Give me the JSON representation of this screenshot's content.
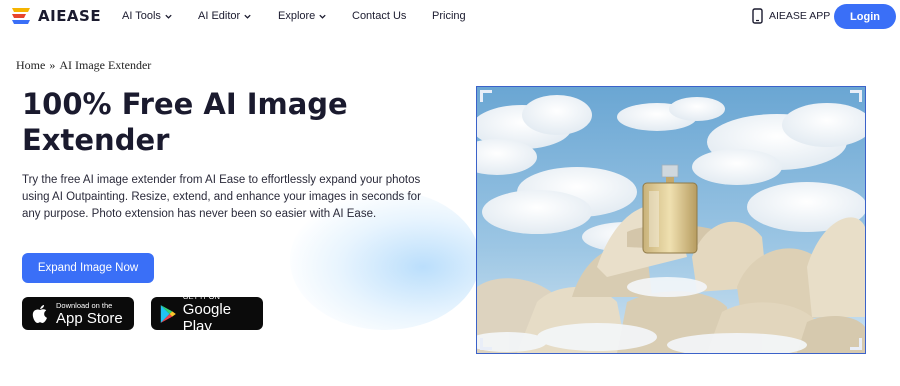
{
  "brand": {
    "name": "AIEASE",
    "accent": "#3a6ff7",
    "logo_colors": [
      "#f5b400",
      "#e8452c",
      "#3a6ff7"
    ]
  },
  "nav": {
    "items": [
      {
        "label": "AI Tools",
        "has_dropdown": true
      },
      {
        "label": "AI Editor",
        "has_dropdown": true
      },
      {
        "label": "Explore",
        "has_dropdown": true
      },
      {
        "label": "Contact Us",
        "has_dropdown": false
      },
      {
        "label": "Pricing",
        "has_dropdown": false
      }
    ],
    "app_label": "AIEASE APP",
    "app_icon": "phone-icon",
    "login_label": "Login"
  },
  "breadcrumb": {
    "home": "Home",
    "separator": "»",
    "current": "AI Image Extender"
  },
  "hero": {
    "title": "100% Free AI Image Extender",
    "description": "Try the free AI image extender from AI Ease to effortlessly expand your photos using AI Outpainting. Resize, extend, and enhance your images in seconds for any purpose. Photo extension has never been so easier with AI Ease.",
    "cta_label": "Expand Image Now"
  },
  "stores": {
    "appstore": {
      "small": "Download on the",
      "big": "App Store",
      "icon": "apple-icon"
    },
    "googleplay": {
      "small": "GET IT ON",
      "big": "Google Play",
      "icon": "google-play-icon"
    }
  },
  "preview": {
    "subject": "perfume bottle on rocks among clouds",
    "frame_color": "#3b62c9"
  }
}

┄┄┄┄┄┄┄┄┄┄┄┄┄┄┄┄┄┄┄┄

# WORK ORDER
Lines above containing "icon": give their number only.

# TASK RESULT
3